About this task. Which lines in the entries below contain the string "structured"? Show each of them in full.
··· Record excerpts
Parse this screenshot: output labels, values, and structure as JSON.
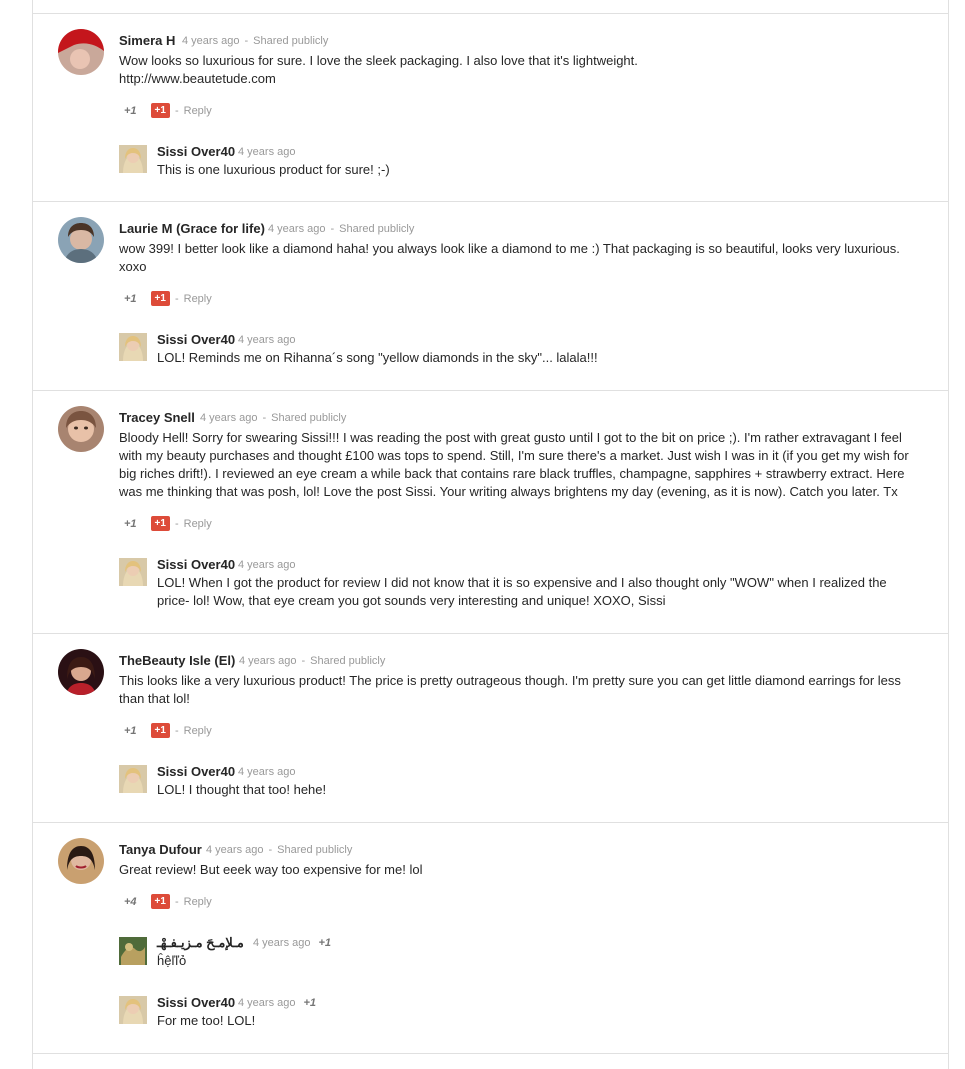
{
  "shared_label": "Shared publicly",
  "reply_label": "Reply",
  "plus_button": "+1",
  "threads": [
    {
      "author": "Simera H",
      "time": "4 years ago",
      "text": "Wow looks so luxurious for sure. I love the sleek packaging. I also love that it's lightweight.",
      "text2": "http://www.beautetude.com",
      "plus_count": "+1",
      "replies": [
        {
          "author": "Sissi Over40",
          "time": "4 years ago",
          "text": "This is one luxurious product for sure! ;-)"
        }
      ]
    },
    {
      "author": "Laurie M (Grace for life)",
      "time": "4 years ago",
      "text": "wow 399! I better look like a diamond haha! you always look like a diamond to me :) That packaging is so beautiful, looks very luxurious. xoxo",
      "plus_count": "+1",
      "replies": [
        {
          "author": "Sissi Over40",
          "time": "4 years ago",
          "text": "LOL! Reminds me on Rihanna´s song \"yellow diamonds in the sky\"... lalala!!!"
        }
      ]
    },
    {
      "author": "Tracey Snell",
      "time": "4 years ago",
      "text": "Bloody Hell! Sorry for swearing Sissi!!! I was reading the post with great gusto until I got to the bit on price ;). I'm rather extravagant I feel with my beauty purchases and thought £100 was tops to spend. Still, I'm sure there's a market. Just wish I was in it (if you get my wish for big riches drift!). I reviewed an eye cream a while back that contains rare black truffles, champagne, sapphires + strawberry extract. Here was me thinking that was posh, lol! Love the post Sissi. Your writing always brightens my day (evening, as it is now). Catch you later. Tx",
      "plus_count": "+1",
      "replies": [
        {
          "author": "Sissi Over40",
          "time": "4 years ago",
          "text": "LOL! When I got the product for review I did not know that it is so expensive and I also thought only \"WOW\" when I realized the price- lol! Wow, that eye cream you got sounds very interesting and unique! XOXO, Sissi"
        }
      ]
    },
    {
      "author": "TheBeauty Isle (El)",
      "time": "4 years ago",
      "text": "This looks like a very luxurious product!  The price is pretty outrageous though.  I'm pretty sure you can get little diamond earrings for less than that lol!",
      "plus_count": "+1",
      "replies": [
        {
          "author": "Sissi Over40",
          "time": "4 years ago",
          "text": "LOL! I thought that too! hehe!"
        }
      ]
    },
    {
      "author": "Tanya Dufour",
      "time": "4 years ago",
      "text": "Great review! But eeek way too expensive for me! lol",
      "plus_count": "+4",
      "replies": [
        {
          "author": "مـلإمـحَ مـزيـفـهْـ",
          "time": "4 years ago",
          "plus": "+1",
          "text": "ĥệľľỏ"
        },
        {
          "author": "Sissi Over40",
          "time": "4 years ago",
          "plus": "+1",
          "text": "For me too! LOL!"
        }
      ]
    }
  ]
}
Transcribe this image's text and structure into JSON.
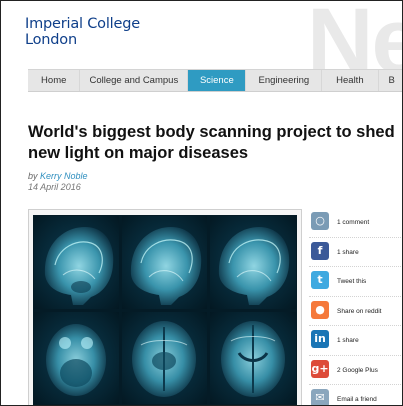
{
  "header": {
    "logo_line1": "Imperial College",
    "logo_line2": "London",
    "watermark": "Ne"
  },
  "nav": {
    "tabs": [
      {
        "label": "Home"
      },
      {
        "label": "College and Campus"
      },
      {
        "label": "Science",
        "active": true
      },
      {
        "label": "Engineering"
      },
      {
        "label": "Health"
      },
      {
        "label": "B"
      }
    ]
  },
  "article": {
    "headline_line1": "World's biggest body scanning project to shed",
    "headline_line2": "new light on major diseases",
    "byline_prefix": "by",
    "author": "Kerry Noble",
    "date": "14 April 2016",
    "image_icon": "brain-mri-scans-image"
  },
  "share": {
    "items": [
      {
        "label": "1 comment",
        "icon": "comment-icon",
        "color": "#7a9bb5"
      },
      {
        "label": "1 share",
        "icon": "facebook-icon",
        "color": "#3b5998"
      },
      {
        "label": "Tweet this",
        "icon": "twitter-icon",
        "color": "#3fa9e0"
      },
      {
        "label": "Share on reddit",
        "icon": "reddit-icon",
        "color": "#f5793a"
      },
      {
        "label": "1 share",
        "icon": "linkedin-icon",
        "color": "#1a75b5"
      },
      {
        "label": "2 Google Plus",
        "icon": "google-plus-icon",
        "color": "#dd4b39"
      },
      {
        "label": "Email a friend",
        "icon": "email-icon",
        "color": "#8aa6bd"
      }
    ]
  }
}
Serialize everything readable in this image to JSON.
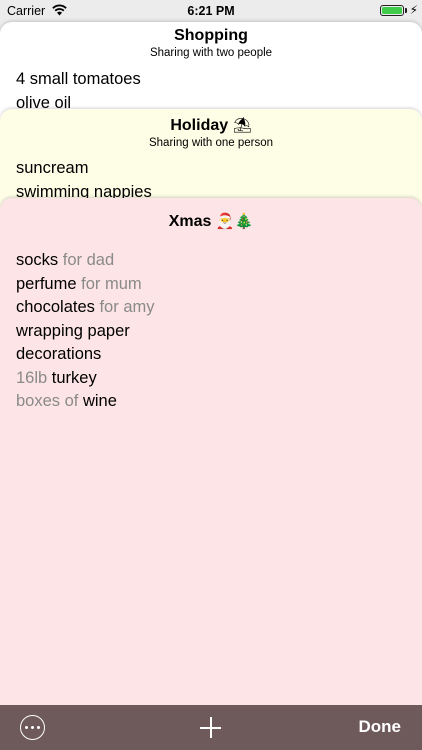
{
  "status_bar": {
    "carrier": "Carrier",
    "time": "6:21 PM",
    "battery_level": 1.0,
    "battery_color": "#3fcc4a",
    "icons": [
      "wifi-icon",
      "battery-icon",
      "charging-bolt-icon"
    ]
  },
  "lists": [
    {
      "title": "Shopping",
      "subtitle": "Sharing with two people",
      "background": "#ffffff",
      "items": [
        {
          "text": "4 small tomatoes"
        },
        {
          "text": "olive oil"
        }
      ]
    },
    {
      "title": "Holiday",
      "title_icon": "⛱",
      "subtitle": "Sharing with one person",
      "background": "#fefde6",
      "items": [
        {
          "text": "suncream"
        },
        {
          "text": "swimming nappies"
        }
      ]
    },
    {
      "title": "Xmas",
      "title_icon": "🎅🎄",
      "background": "#fde4e6",
      "items": [
        {
          "main": "socks",
          "note": " for dad"
        },
        {
          "main": "perfume",
          "note": " for mum"
        },
        {
          "main": "chocolates",
          "note": " for amy"
        },
        {
          "text": "wrapping paper"
        },
        {
          "text": "decorations"
        },
        {
          "prefix": "16lb ",
          "main": "turkey"
        },
        {
          "prefix": "boxes of ",
          "main": "wine"
        }
      ]
    }
  ],
  "toolbar": {
    "background": "#6e5a5a",
    "more_icon": "ellipsis-circle-icon",
    "add_icon": "plus-icon",
    "done_label": "Done"
  }
}
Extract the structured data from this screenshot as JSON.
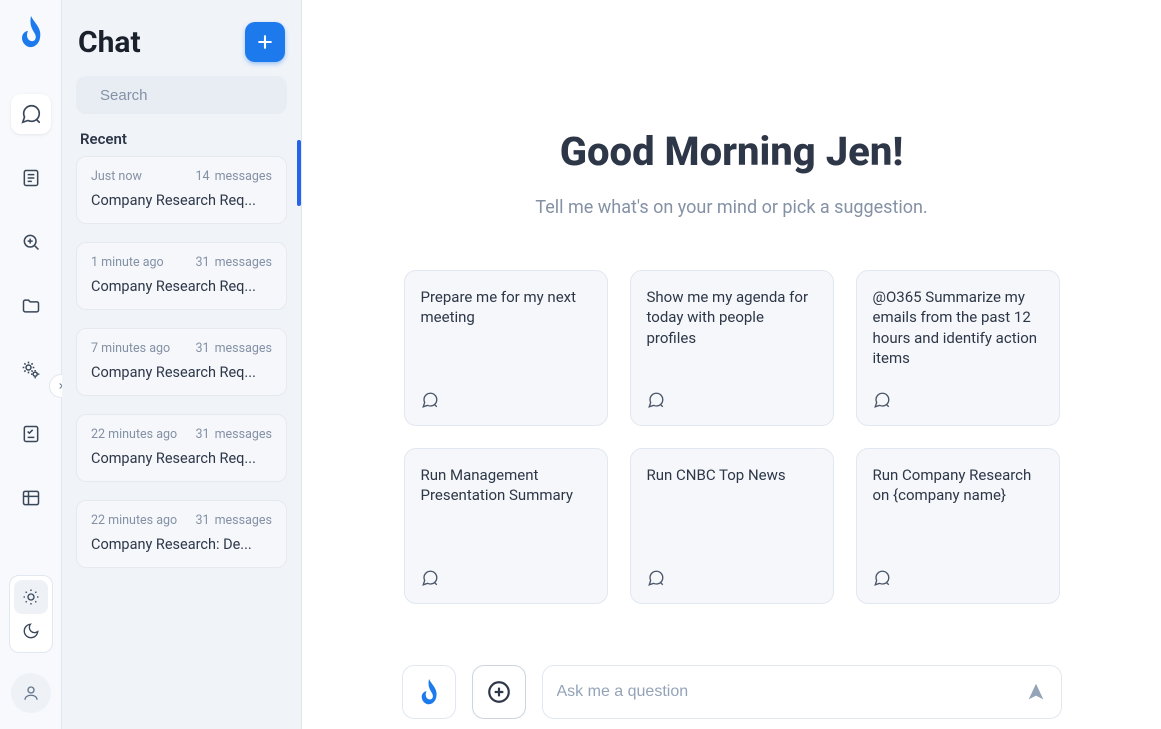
{
  "brand": {
    "name": "flame-logo"
  },
  "rail": {
    "items": [
      {
        "name": "chat-icon",
        "active": true
      },
      {
        "name": "notes-icon",
        "active": false
      },
      {
        "name": "search-zoom-icon",
        "active": false
      },
      {
        "name": "folder-icon",
        "active": false
      },
      {
        "name": "settings-gears-icon",
        "active": false
      },
      {
        "name": "checklist-icon",
        "active": false
      },
      {
        "name": "table-icon",
        "active": false
      }
    ],
    "theme": {
      "light_active": true,
      "dark_active": false
    }
  },
  "recents": {
    "title": "Chat",
    "search_placeholder": "Search",
    "section_label": "Recent",
    "messages_label": "messages",
    "items": [
      {
        "time": "Just now",
        "count": "14",
        "title": "Company Research Req..."
      },
      {
        "time": "1 minute ago",
        "count": "31",
        "title": "Company Research Req..."
      },
      {
        "time": "7 minutes ago",
        "count": "31",
        "title": "Company Research Req..."
      },
      {
        "time": "22 minutes ago",
        "count": "31",
        "title": "Company Research Req..."
      },
      {
        "time": "22 minutes ago",
        "count": "31",
        "title": "Company Research: De..."
      }
    ]
  },
  "main": {
    "greeting": "Good Morning Jen!",
    "subtext": "Tell me what's on your mind or pick a suggestion.",
    "cards": [
      "Prepare me for my next meeting",
      "Show me my agenda for today with people profiles",
      "@O365 Summarize my emails from the past 12 hours and identify action items",
      "Run Management Presentation Summary",
      "Run CNBC Top News",
      "Run Company Research on {company name}"
    ],
    "input_placeholder": "Ask me a question"
  }
}
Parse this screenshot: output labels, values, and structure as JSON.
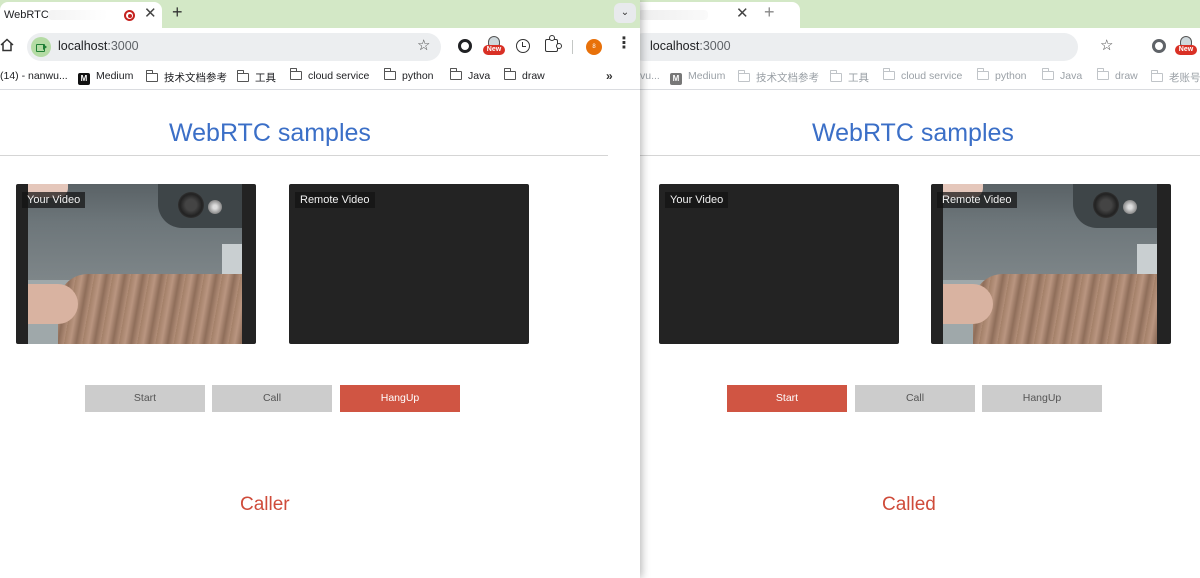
{
  "colors": {
    "heading": "#3b6fc7",
    "active_button": "#d05543",
    "role_text": "#cf4b3a",
    "tab_strip": "#d3e8c6"
  },
  "caller": {
    "tab": {
      "title": "WebRTC ⁻",
      "recording_icon": "record-icon"
    },
    "url": {
      "host": "localhost",
      "port": ":3000"
    },
    "new_badge": "New",
    "avatar_text": "8",
    "bookmarks": [
      {
        "label": "(14) - nanwu...",
        "icon": "none"
      },
      {
        "label": "Medium",
        "icon": "medium-icon"
      },
      {
        "label": "技术文档参考",
        "icon": "folder-icon"
      },
      {
        "label": "工具",
        "icon": "folder-icon"
      },
      {
        "label": "cloud service",
        "icon": "folder-icon"
      },
      {
        "label": "python",
        "icon": "folder-icon"
      },
      {
        "label": "Java",
        "icon": "folder-icon"
      },
      {
        "label": "draw",
        "icon": "folder-icon"
      }
    ],
    "bookmarks_more": "»",
    "page": {
      "title": "WebRTC samples",
      "local_video_label": "Your Video",
      "remote_video_label": "Remote Video",
      "local_video_has_stream": true,
      "remote_video_has_stream": false,
      "buttons": [
        {
          "label": "Start",
          "active": false
        },
        {
          "label": "Call",
          "active": false
        },
        {
          "label": "HangUp",
          "active": true
        }
      ],
      "role": "Caller"
    }
  },
  "called": {
    "url": {
      "host": "localhost",
      "port": ":3000"
    },
    "new_badge": "New",
    "bookmarks": [
      {
        "label": "vu...",
        "icon": "none"
      },
      {
        "label": "Medium",
        "icon": "medium-icon"
      },
      {
        "label": "技术文档参考",
        "icon": "folder-icon"
      },
      {
        "label": "工具",
        "icon": "folder-icon"
      },
      {
        "label": "cloud service",
        "icon": "folder-icon"
      },
      {
        "label": "python",
        "icon": "folder-icon"
      },
      {
        "label": "Java",
        "icon": "folder-icon"
      },
      {
        "label": "draw",
        "icon": "folder-icon"
      },
      {
        "label": "老账号",
        "icon": "folder-icon"
      }
    ],
    "page": {
      "title": "WebRTC samples",
      "local_video_label": "Your Video",
      "remote_video_label": "Remote Video",
      "local_video_has_stream": false,
      "remote_video_has_stream": true,
      "buttons": [
        {
          "label": "Start",
          "active": true
        },
        {
          "label": "Call",
          "active": false
        },
        {
          "label": "HangUp",
          "active": false
        }
      ],
      "role": "Called"
    }
  }
}
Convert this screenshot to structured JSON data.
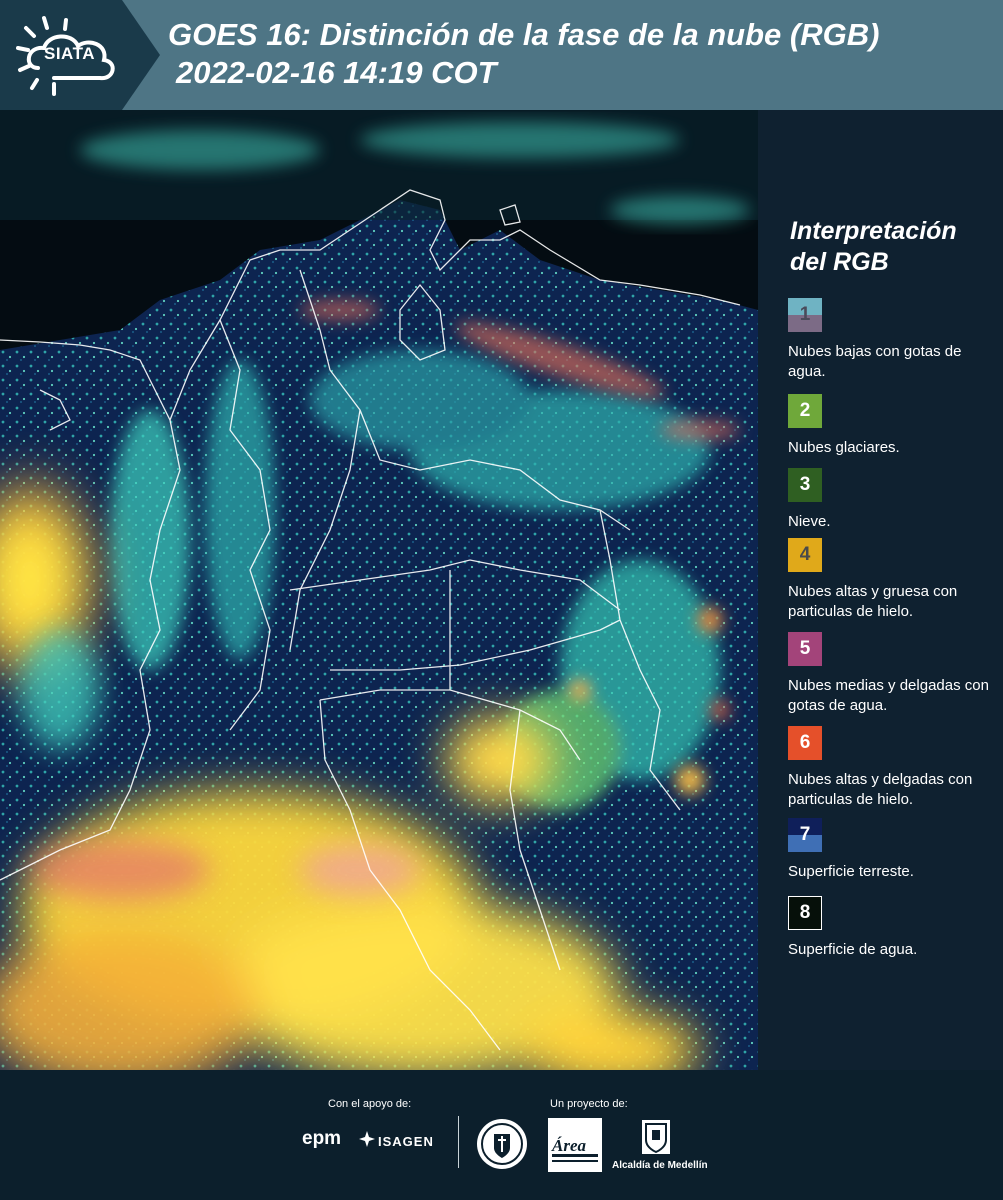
{
  "header": {
    "logo_text": "SIATA",
    "title_line1": "GOES 16: Distinción de la fase de la nube (RGB)",
    "title_line2": "2022-02-16 14:19 COT"
  },
  "legend": {
    "title": "Interpretación del RGB",
    "items": [
      {
        "number": "1",
        "label": "Nubes bajas con gotas de agua.",
        "color_top": "#6fb3c3",
        "color_bottom": "#7c6b86",
        "text_color": "#4a4a5a"
      },
      {
        "number": "2",
        "label": "Nubes glaciares.",
        "color": "#6fa83a",
        "text_color": "#ffffff"
      },
      {
        "number": "3",
        "label": "Nieve.",
        "color": "#2f5f22",
        "text_color": "#ffffff"
      },
      {
        "number": "4",
        "label": "Nubes altas y gruesa con particulas de hielo.",
        "color": "#e0a91a",
        "text_color": "#4a4a4a"
      },
      {
        "number": "5",
        "label": "Nubes medias y delgadas con gotas de agua.",
        "color": "#a3447a",
        "text_color": "#ffffff"
      },
      {
        "number": "6",
        "label": "Nubes altas y delgadas con particulas de hielo.",
        "color": "#e5502a",
        "text_color": "#ffffff"
      },
      {
        "number": "7",
        "label": "Superficie terreste.",
        "color_top": "#0f1f5a",
        "color_bottom": "#3f6fb5",
        "text_color": "#ffffff"
      },
      {
        "number": "8",
        "label": "Superficie de agua.",
        "color": "#06100a",
        "text_color": "#ffffff",
        "border": "#ffffff"
      }
    ]
  },
  "footer": {
    "support_caption": "Con el apoyo de:",
    "project_caption": "Un proyecto de:",
    "epm": "epm",
    "isagen": "ISAGEN",
    "area_logo": "Área",
    "alcaldia": "Alcaldía de Medellín"
  },
  "colors": {
    "header_bg": "#4e7585",
    "logo_tab_bg": "#1a3a4a",
    "page_bg": "#0c1f2c",
    "legend_bg": "#0f2130"
  },
  "icons": {
    "logo": "siata-sun-cloud-logo",
    "seal": "university-seal-icon",
    "alcaldia": "coat-of-arms-icon"
  }
}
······
Response to this task.
Extract the structured data from this screenshot as JSON.
Convert this screenshot to structured JSON data.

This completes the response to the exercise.